ISSN (Print) - 0012-9976 | ISSN (Online) - 2349-8846

Articles By K Navaneetham

Demography and Development: Preliminary Interpretations of the 2011 Census

The pace at which India's population is growing is slowing, but not as rapidly as expected; India will become the largest country in the world sooner than earlier forecast. Literacy rates have increased sharply between 2001 and 2011; some of the low performing rates have shown strong improvements, the others have not. The dismal picture in the 2011 Census is that even as the overall sex ratio has improved due to better adult female mortality, that of the child sex ratio has further deteriorated. High mortality among girl children and sex selective abortions have pushed the child sex ratio down in all but three states.

Social Infrastructure and Women's Undernutrition

We examine whether access to aspects of social infrastructure, such as toilet facilities, drinking water on the premises and clean cooking fuels, leads to a decline in the incidence of undernutrition among women, which remains quite high in India. The analysis, based on the National Family Health Survey-3 (2005-06) unit-level data, suggests that access to these three aspects of social infrastructure is likely to enhance women's nutrition in India. Of these three aspects, the influence of access to clean cooking fuels remains quite significant. The findings, which assume importance from multiple angles, underline the importance of policies and programmes that ensure access to social infrastructure to the poor, in general, and poor women, in particular.

A Factsheet on Women's Malnutrition in India

This paper analyses levels of women's malnutrition in India over the seven years between 1998-99 and 2005-06, based on the National Family Health Survey. During a period of higher growth and a reasonable pace of reduction in poverty, malnutrition especially iron-deficiency anaemia has increased among women from disadvantaged social and economic groups. The adverse influence of maternal malnutrition extends beyond maternal mortality to causing intrauterine growth retardation, child malnutrition and an increasing prevalence of chronic diseases.

Health Inequality in India: Evidence from NFHS 3

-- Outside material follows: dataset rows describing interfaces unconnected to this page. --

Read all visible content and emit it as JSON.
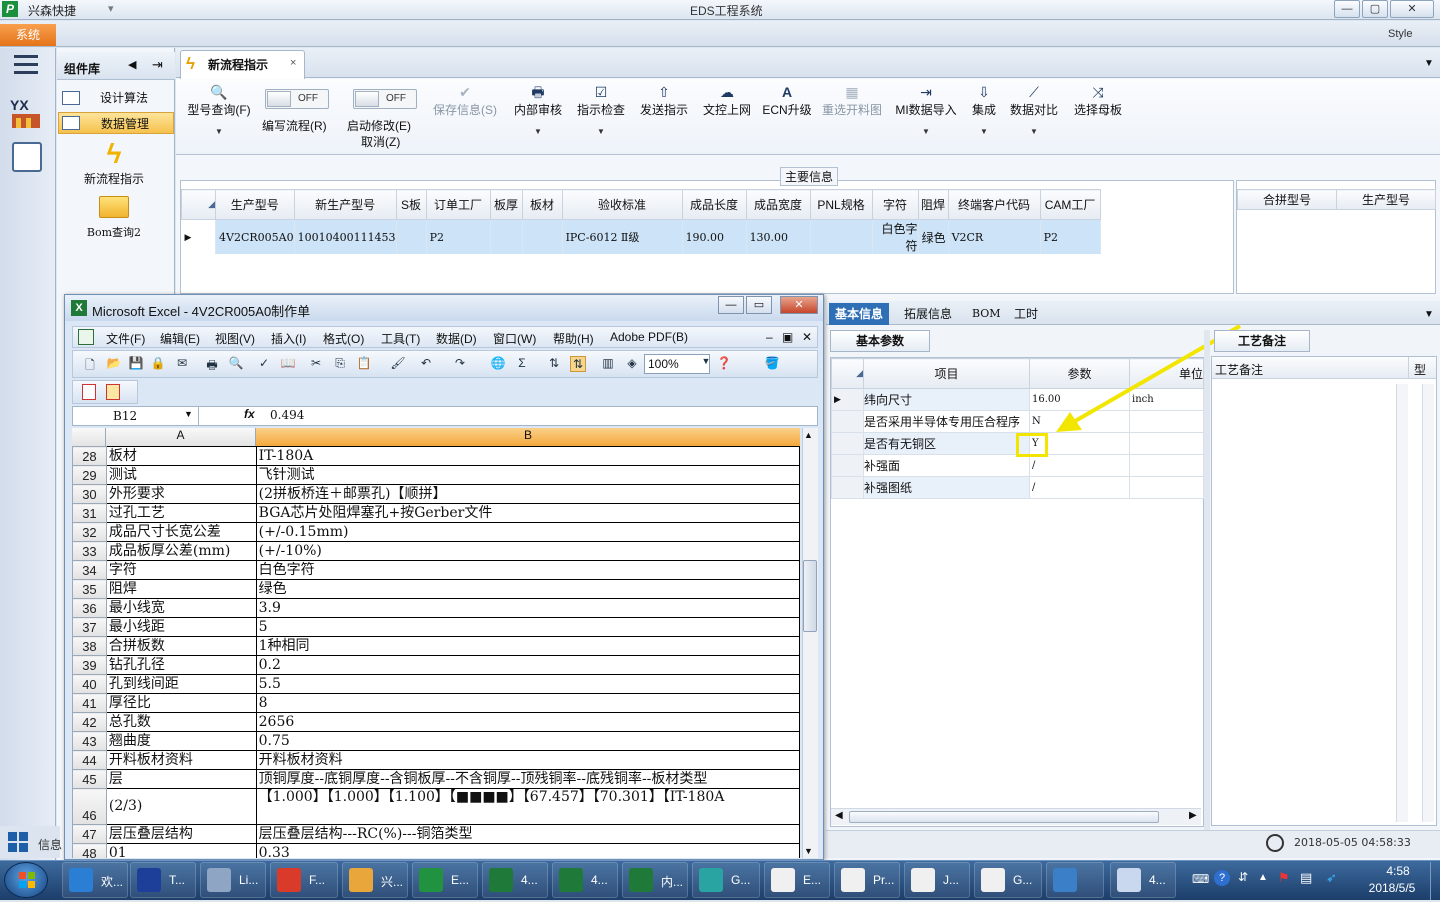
{
  "titlebar": {
    "app_name": "兴森快捷",
    "quick_access": "▾",
    "window_title": "EDS工程系统",
    "min": "—",
    "max": "▢",
    "close": "✕"
  },
  "menurow": {
    "system_label": "系统",
    "style_label": "Style"
  },
  "component_panel": {
    "title": "组件库",
    "items": [
      {
        "label": "设计算法"
      },
      {
        "label": "数据管理"
      }
    ],
    "big_buttons": [
      {
        "label": "新流程指示"
      },
      {
        "label": "Bom查询2"
      }
    ]
  },
  "tab": {
    "label": "新流程指示",
    "close": "×"
  },
  "ribbon": {
    "buttons": [
      {
        "label": "型号查询(F)",
        "icon": "search-icon",
        "glyph": "🔍"
      },
      {
        "label": "编写流程(R)",
        "toggle": "OFF"
      },
      {
        "label": "启动修改(E)",
        "sub": "取消(Z)",
        "toggle": "OFF"
      },
      {
        "label": "保存信息(S)",
        "icon": "check-icon",
        "glyph": "✔",
        "disabled": true
      },
      {
        "label": "内部审核",
        "icon": "print-icon",
        "glyph": "🖶"
      },
      {
        "label": "指示检查",
        "icon": "checkbox-icon",
        "glyph": "☑"
      },
      {
        "label": "发送指示",
        "icon": "upload-icon",
        "glyph": "⇧"
      },
      {
        "label": "文控上网",
        "icon": "cloud-upload-icon",
        "glyph": "☁"
      },
      {
        "label": "ECN升级",
        "icon": "ecn-icon",
        "glyph": "A"
      },
      {
        "label": "重选开料图",
        "icon": "image-icon",
        "glyph": "▦",
        "disabled": true
      },
      {
        "label": "MI数据导入",
        "icon": "import-icon",
        "glyph": "⇥"
      },
      {
        "label": "集成",
        "icon": "download-icon",
        "glyph": "⇩"
      },
      {
        "label": "数据对比",
        "icon": "compare-icon",
        "glyph": "⟋"
      },
      {
        "label": "选择母板",
        "icon": "shuffle-icon",
        "glyph": "⤨"
      }
    ]
  },
  "main_info": {
    "legend": "主要信息",
    "columns": [
      "生产型号",
      "新生产型号",
      "S板",
      "订单工厂",
      "板厚",
      "板材",
      "验收标准",
      "成品长度",
      "成品宽度",
      "PNL规格",
      "字符",
      "阻焊",
      "终端客户代码",
      "CAM工厂"
    ],
    "row": [
      "4V2CR005A0",
      "10010400111453",
      "",
      "P2",
      "",
      "",
      "IPC-6012 Ⅱ级",
      "190.00",
      "130.00",
      "",
      "白色字符",
      "绿色",
      "V2CR",
      "P2"
    ],
    "side_columns": [
      "合拼型号",
      "生产型号"
    ]
  },
  "lower": {
    "tabs": [
      "基本信息",
      "拓展信息",
      "BOM",
      "工时"
    ],
    "section": "基本参数",
    "columns": [
      "项目",
      "参数",
      "单位"
    ],
    "rows": [
      [
        "纬向尺寸",
        "16.00",
        "inch"
      ],
      [
        "是否采用半导体专用压合程序",
        "N",
        ""
      ],
      [
        "是否有无铜区",
        "Y",
        ""
      ],
      [
        "补强面",
        "/",
        ""
      ],
      [
        "补强图纸",
        "/",
        ""
      ]
    ],
    "remark_header": "工艺备注",
    "remark_col": "工艺备注",
    "remark_col2": "型",
    "datetime": "2018-05-05 04:58:33"
  },
  "info_label": "信息",
  "excel": {
    "title": "Microsoft Excel - 4V2CR005A0制作单",
    "menu": [
      "文件(F)",
      "编辑(E)",
      "视图(V)",
      "插入(I)",
      "格式(O)",
      "工具(T)",
      "数据(D)",
      "窗口(W)",
      "帮助(H)",
      "Adobe PDF(B)"
    ],
    "zoom": "100%",
    "namebox": "B12",
    "fx": "fx",
    "formula": "0.494",
    "col_a": "A",
    "col_b": "B",
    "rows": [
      {
        "n": "28",
        "a": "板材",
        "b": "IT-180A"
      },
      {
        "n": "29",
        "a": "测试",
        "b": "飞针测试"
      },
      {
        "n": "30",
        "a": "外形要求",
        "b": "(2拼板桥连＋邮票孔)【顺拼】"
      },
      {
        "n": "31",
        "a": "过孔工艺",
        "b": "BGA芯片处阻焊塞孔+按Gerber文件"
      },
      {
        "n": "32",
        "a": "成品尺寸长宽公差",
        "b": "(+/-0.15mm)"
      },
      {
        "n": "33",
        "a": "成品板厚公差(mm)",
        "b": "(+/-10%)"
      },
      {
        "n": "34",
        "a": "字符",
        "b": "白色字符"
      },
      {
        "n": "35",
        "a": "阻焊",
        "b": "绿色"
      },
      {
        "n": "36",
        "a": "最小线宽",
        "b": "3.9"
      },
      {
        "n": "37",
        "a": "最小线距",
        "b": "5"
      },
      {
        "n": "38",
        "a": "合拼板数",
        "b": "1种相同"
      },
      {
        "n": "39",
        "a": "钻孔孔径",
        "b": "0.2"
      },
      {
        "n": "40",
        "a": "孔到线间距",
        "b": "5.5"
      },
      {
        "n": "41",
        "a": "厚径比",
        "b": "8"
      },
      {
        "n": "42",
        "a": "总孔数",
        "b": "2656"
      },
      {
        "n": "43",
        "a": "翘曲度",
        "b": "0.75"
      },
      {
        "n": "44",
        "a": "开料板材资料",
        "b": "开料板材资料"
      },
      {
        "n": "45",
        "a": "层",
        "b": "顶铜厚度--底铜厚度--含铜板厚--不含铜厚--顶残铜率--底残铜率--板材类型"
      },
      {
        "n": "46",
        "a": "(2/3)",
        "b": "【1.000】【1.000】【1.100】【■■■■】【67.457】【70.301】【IT-180A"
      },
      {
        "n": "47",
        "a": "层压叠层结构",
        "b": "层压叠层结构---RC(%)---铜箔类型"
      },
      {
        "n": "48",
        "a": "01",
        "b": "0.33"
      }
    ]
  },
  "taskbar": {
    "items": [
      {
        "label": "欢...",
        "color": "#2a7fd4"
      },
      {
        "label": "T...",
        "color": "#1d3f99"
      },
      {
        "label": "Li...",
        "color": "#8ea6c4"
      },
      {
        "label": "F...",
        "color": "#d93a2a"
      },
      {
        "label": "兴...",
        "color": "#e9a63a"
      },
      {
        "label": "E...",
        "color": "#21923f"
      },
      {
        "label": "4...",
        "color": "#1f7a3a"
      },
      {
        "label": "4...",
        "color": "#1f7a3a"
      },
      {
        "label": "内...",
        "color": "#1f7a3a"
      },
      {
        "label": "G...",
        "color": "#2aa3a3"
      },
      {
        "label": "E...",
        "color": "#f0f0f0"
      },
      {
        "label": "Pr...",
        "color": "#f0f0f0"
      },
      {
        "label": "J...",
        "color": "#f0f0f0"
      },
      {
        "label": "G...",
        "color": "#f0f0f0"
      },
      {
        "label": "",
        "color": "#3a7fc8"
      },
      {
        "label": "4...",
        "color": "#c9d8ee"
      }
    ],
    "time": "4:58",
    "date": "2018/5/5"
  }
}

This article utilises the National Family Health Survey-3 data and presents an empirical assessment of income-related health inequality in India. It undertakes a state-level analysis of inequities in child health by employing the widely accepted measures of concentration curves and concentration indices. It finds that the poorer sections of the population are beleaguered with ill health whether in the quest for child survival or due to anxieties pertaining to child nutrition. Further, an attempt is made to comprehend the relationship between income inequality and health status in the Indian context. The analysis reveals that the degree of health inequalities escalates when the rising average income levels of the population are accompanied by rising income inequalities. The income-poor sections have different needs and therefore, planning and intervention necessitates an understanding of the sources of inequality and recognition of the vulnerable groups to arrive at efficient resource allocation and policy decisions.